New Hampshire will end a $300-per-week federal unemployment aid program next month, long before those benefits expire nationwide in September, Gov. Chris Sununu announced Tuesday.

That supplemental assistance will no longer be available to Granite Staters on June 19, Sununu said in a news conference. The announcement came less than a week after the governor signaled his intention to end the federal benefits, citing employers’ complaints that they can’t find workers because jobless aid is too high.

In another effort to encourage people to find employment, Sununu also announced Tuesday that the state will offer up to $1,000 to residents who return to work in the coming months.

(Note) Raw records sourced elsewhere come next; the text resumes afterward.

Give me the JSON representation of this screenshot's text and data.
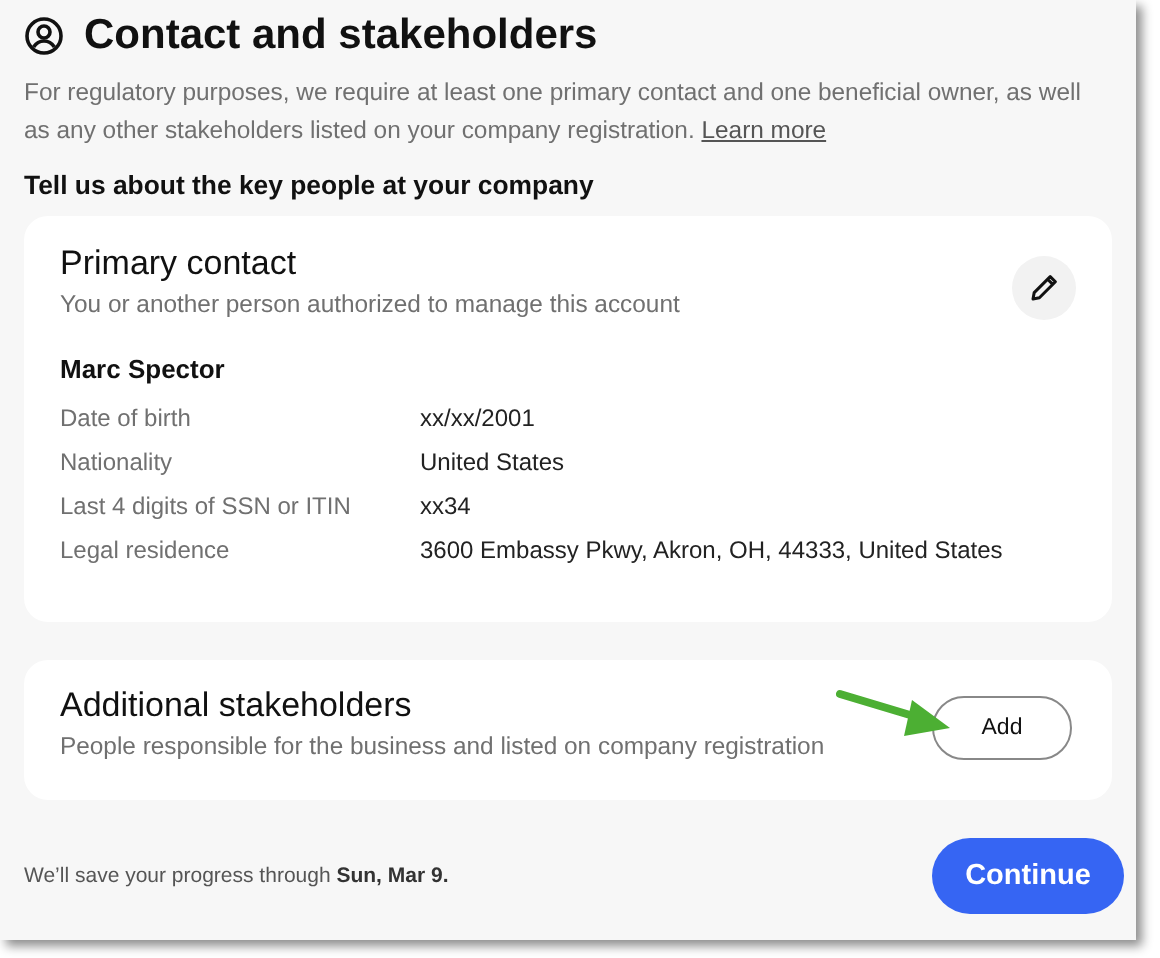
{
  "header": {
    "title": "Contact and stakeholders",
    "intro": "For regulatory purposes, we require at least one primary contact and one beneficial owner, as well as any other stakeholders listed on your company registration.",
    "link": "Learn more"
  },
  "section_heading": "Tell us about the key people at your company",
  "primary_contact": {
    "title": "Primary contact",
    "subtitle": "You or another person authorized to manage this account",
    "name": "Marc Spector",
    "fields": [
      {
        "label": "Date of birth",
        "value": "xx/xx/2001"
      },
      {
        "label": "Nationality",
        "value": "United States"
      },
      {
        "label": "Last 4 digits of SSN or ITIN",
        "value": "xx34"
      },
      {
        "label": "Legal residence",
        "value": "3600 Embassy Pkwy, Akron, OH, 44333, United States"
      }
    ]
  },
  "additional_stakeholders": {
    "title": "Additional stakeholders",
    "subtitle": "People responsible for the business and listed on company registration",
    "button": "Add"
  },
  "footer": {
    "note": "We’ll save your progress through **Sun, Mar 9.**",
    "button": "Continue"
  }
}
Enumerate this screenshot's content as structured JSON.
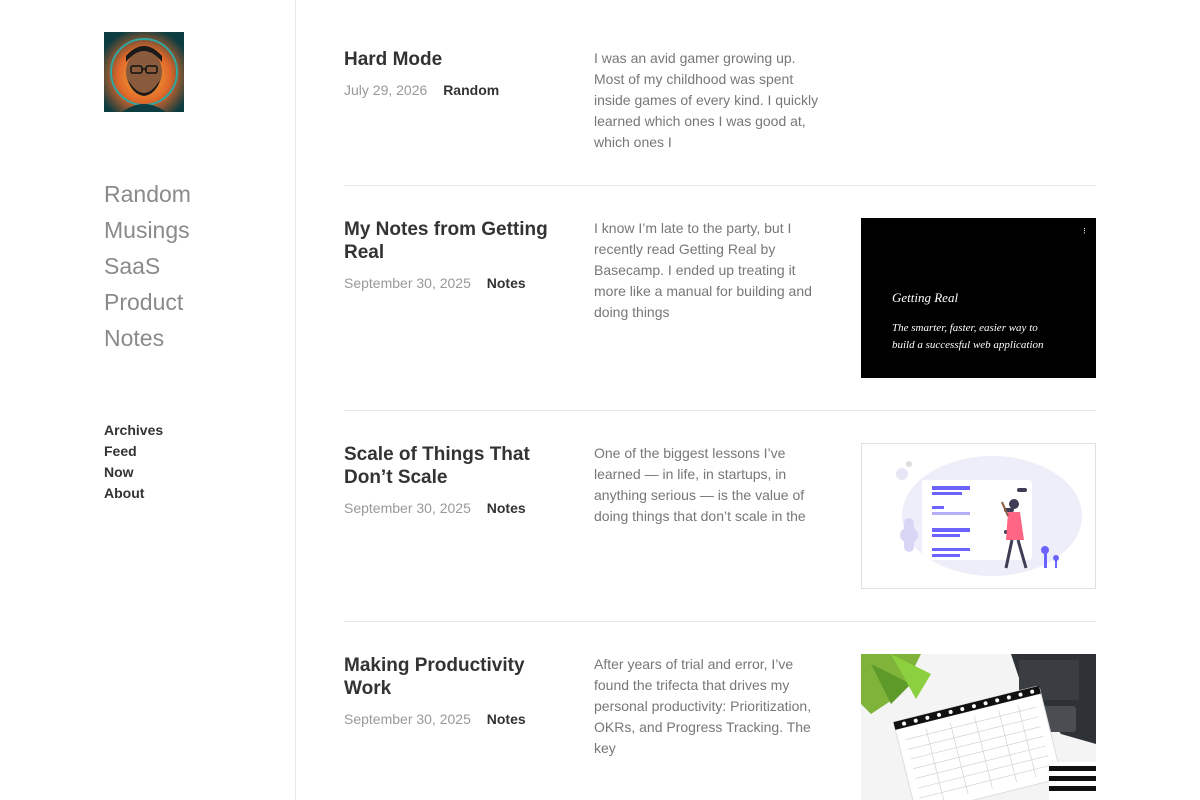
{
  "sidebar": {
    "categories": [
      "Random",
      "Musings",
      "SaaS",
      "Product",
      "Notes"
    ],
    "links": [
      "Archives",
      "Feed",
      "Now",
      "About"
    ]
  },
  "posts": [
    {
      "title": "Hard Mode",
      "date": "July 29, 2026",
      "category": "Random",
      "excerpt": "I was an avid gamer growing up. Most of my childhood was spent inside games of every kind. I quickly learned which ones I was good at, which ones I"
    },
    {
      "title": "My Notes from Getting Real",
      "date": "September 30, 2025",
      "category": "Notes",
      "excerpt": "I know I’m late to the party, but I recently read Getting Real by Basecamp. I ended up treating it more like a manual for building and doing things",
      "thumb_title": "Getting Real",
      "thumb_subtitle_1": "The smarter, faster, easier way to",
      "thumb_subtitle_2": "build a successful web application"
    },
    {
      "title": "Scale of Things That Don’t Scale",
      "date": "September 30, 2025",
      "category": "Notes",
      "excerpt": "One of the biggest lessons I’ve learned — in life, in startups, in anything serious — is the value of doing things that don’t scale in the"
    },
    {
      "title": "Making Productivity Work",
      "date": "September 30, 2025",
      "category": "Notes",
      "excerpt": "After years of trial and error, I’ve found the trifecta that drives my personal productivity: Prioritization, OKRs, and Progress Tracking. The key"
    }
  ],
  "colors": {
    "accent_purple": "#6c63ff",
    "text_dark": "#333333",
    "text_muted": "#999999"
  }
}
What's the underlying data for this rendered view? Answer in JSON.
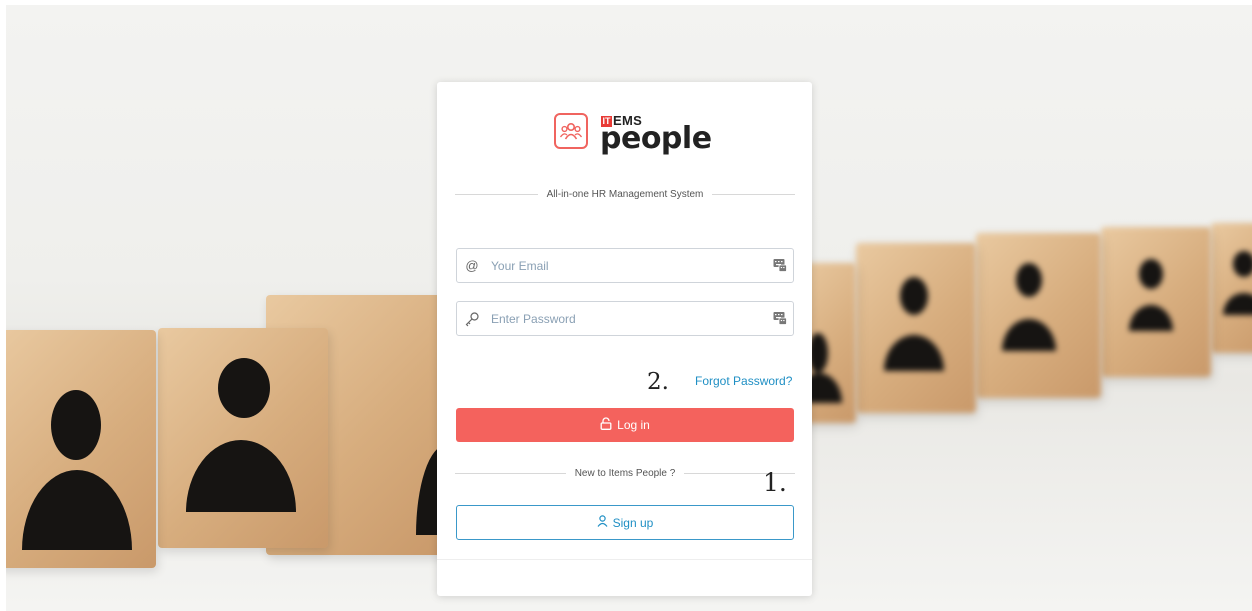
{
  "brand": {
    "logo_it": "IT",
    "logo_ems": "EMS",
    "logo_word": "people",
    "tagline": "All-in-one HR Management System",
    "accent_color": "#f4625d",
    "link_color": "#1f8fc4"
  },
  "form": {
    "email_placeholder": "Your Email",
    "email_value": "",
    "password_placeholder": "Enter Password",
    "password_value": "",
    "forgot_label": "Forgot Password?",
    "login_label": "Log in",
    "new_user_text": "New to Items People ?",
    "signup_label": "Sign up"
  },
  "annotations": {
    "step1": "1.",
    "step2": "2."
  },
  "icons": {
    "email_leading": "at-icon",
    "password_leading": "key-icon",
    "field_trailing": "keyboard-icon",
    "login": "lock-icon",
    "signup": "user-icon",
    "logo": "people-group-icon"
  }
}
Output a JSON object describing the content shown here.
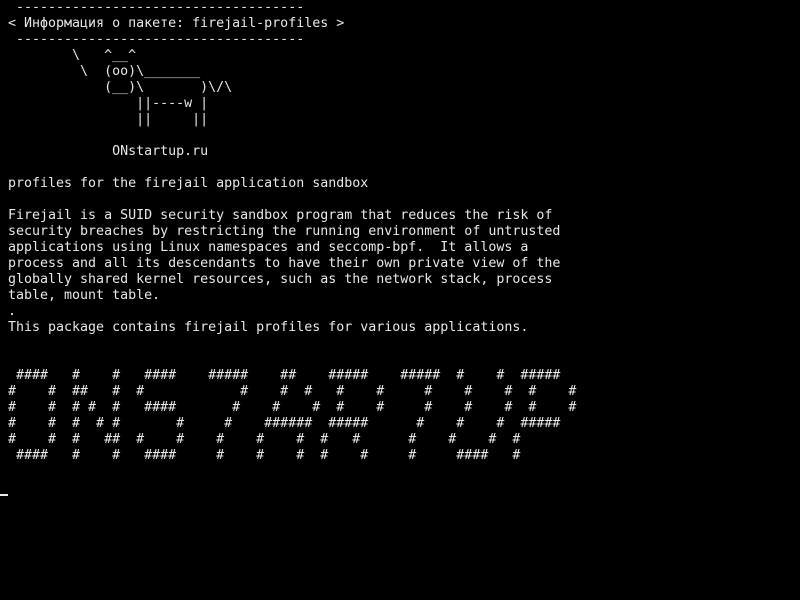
{
  "terminal": {
    "cowsay": [
      " ------------------------------------",
      "< Информация о пакете: firejail-profiles >",
      " ------------------------------------",
      "        \\   ^__^",
      "         \\  (oo)\\_______",
      "            (__)\\       )\\/\\",
      "                ||----w |",
      "                ||     ||",
      "",
      "             ONstartup.ru"
    ],
    "description": [
      "profiles for the firejail application sandbox",
      "",
      "Firejail is a SUID security sandbox program that reduces the risk of",
      "security breaches by restricting the running environment of untrusted",
      "applications using Linux namespaces and seccomp-bpf.  It allows a",
      "process and all its descendants to have their own private view of the",
      "globally shared kernel resources, such as the network stack, process",
      "table, mount table.",
      ".",
      "This package contains firejail profiles for various applications."
    ],
    "banner": [
      " ####   #    #   ####    #####    ##    #####    #####  #    #  #####",
      "#    #  ##   #  #            #    #  #   #    #     #    #    #  #    #",
      "#    #  # #  #   ####       #    #    #  #    #     #    #    #  #    #",
      "#    #  #  # #       #     #    ######  #####      #    #    #  #####",
      "#    #  #   ##  #    #    #    #    #  #   #      #    #    #  #",
      " ####   #    #   ####     #    #    #  #    #     #     ####   #"
    ]
  }
}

The $10 million stipend program, which will distribute emergency federal funds, aims to incentivize unemployed Granite Staters to join the workforce, he said in the news conference.

The state’s unemployment rate has dropped from 16 percent last spring to 2.8 percent — close to its pre-pandemic level — Sununu said Tuesday. However, about 15,000 fewer people are now working in New Hampshire than were doing so before the pandemic, he said.

In an effort to boost that number, the new Summer Stipend Program will give $1,000 to people currently on the state’s unemployment rolls after they’ve returned to work full-time for eight consecutive weeks. It will also offer $500 for those who return to a part-time job for that period.

The program began Tuesday, Sununu said, so people who find employment immediately will be able to apply for aid eight weeks from now.

“The timing works really well with our summer tourism season,” he said, noting that many hospitality businesses are looking for workers.

The employment stipends will be available on a first-come, first-served basis, according to Sununu. With $10 million available, at least 10,000 people will have the opportunity to receive its payouts — though he said people who start a job paying more than $25 per hour won’t be eligible for the new program.

Sununu encouraged anyone worried that returning to work will expose them to COVID-19 to get vaccinated.

“It’s a key mitigation measure,” he said. “... If you’re not willing to get vaccinated and you’re still concerned about re-entering the workforce — if not now, then when?”

Approximately 35,000 people in New Hampshire are collecting unemployment aid, Sununu said Tuesday. All of them qualify for the $300 federal jobless benefits, which Congress included in emergency relief packages in December and March. People out of work will continue to receive unemployment from the state when the supplemental aid expires next month.

Caleb Symons can be reached at 352-1234, extension 1420, or Follow him on Twitter @CalebSymonsKS.